Could you find each line of the data below that contains the word "Groups" and copy those lines?

[Interface dataset entries]
Start of Block

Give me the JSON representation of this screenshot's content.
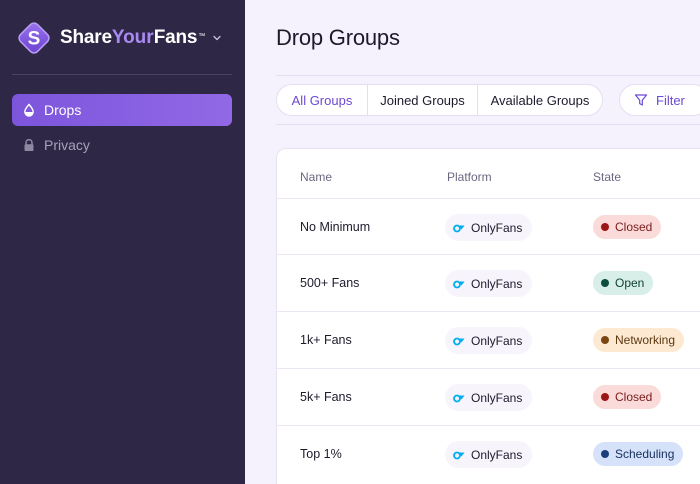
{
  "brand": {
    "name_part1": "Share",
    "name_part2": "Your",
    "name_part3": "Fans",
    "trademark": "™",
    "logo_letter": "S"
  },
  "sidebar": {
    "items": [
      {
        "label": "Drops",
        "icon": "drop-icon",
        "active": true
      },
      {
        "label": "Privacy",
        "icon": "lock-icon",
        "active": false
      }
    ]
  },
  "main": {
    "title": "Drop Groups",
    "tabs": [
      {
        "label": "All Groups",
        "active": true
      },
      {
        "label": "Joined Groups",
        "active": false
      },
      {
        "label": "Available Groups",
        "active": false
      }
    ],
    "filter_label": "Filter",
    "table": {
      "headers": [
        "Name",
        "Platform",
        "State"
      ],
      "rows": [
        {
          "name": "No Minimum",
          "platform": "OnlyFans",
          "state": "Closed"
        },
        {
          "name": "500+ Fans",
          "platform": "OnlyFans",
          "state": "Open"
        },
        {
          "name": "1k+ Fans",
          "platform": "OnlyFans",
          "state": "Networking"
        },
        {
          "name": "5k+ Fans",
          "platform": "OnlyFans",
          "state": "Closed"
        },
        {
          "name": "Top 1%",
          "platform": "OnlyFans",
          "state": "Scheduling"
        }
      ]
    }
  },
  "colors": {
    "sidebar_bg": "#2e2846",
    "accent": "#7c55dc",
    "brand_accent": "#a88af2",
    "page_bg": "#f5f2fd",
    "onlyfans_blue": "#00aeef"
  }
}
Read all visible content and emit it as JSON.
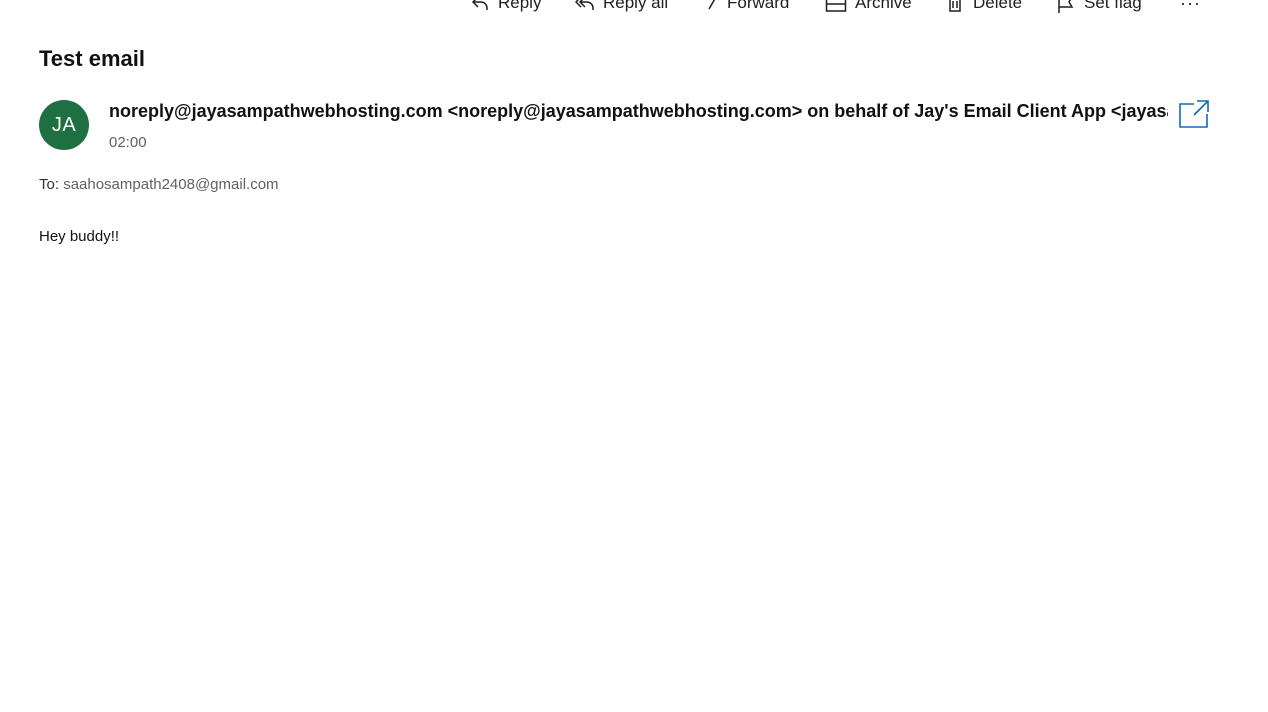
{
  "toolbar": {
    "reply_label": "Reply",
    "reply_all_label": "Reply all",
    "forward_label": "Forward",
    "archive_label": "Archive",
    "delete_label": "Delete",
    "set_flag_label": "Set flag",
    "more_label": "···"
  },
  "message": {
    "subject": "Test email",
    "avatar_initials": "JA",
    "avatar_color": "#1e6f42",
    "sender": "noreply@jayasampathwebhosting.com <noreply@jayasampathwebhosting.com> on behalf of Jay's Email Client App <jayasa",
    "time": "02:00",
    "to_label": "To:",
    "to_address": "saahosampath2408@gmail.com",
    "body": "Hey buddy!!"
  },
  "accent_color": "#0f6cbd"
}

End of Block

• [RESPONSE TO THE TASK]:
    "title": "Drop Groups",
        "label": "All Groups",
        "label": "Joined Groups",
        "label": "Available Groups",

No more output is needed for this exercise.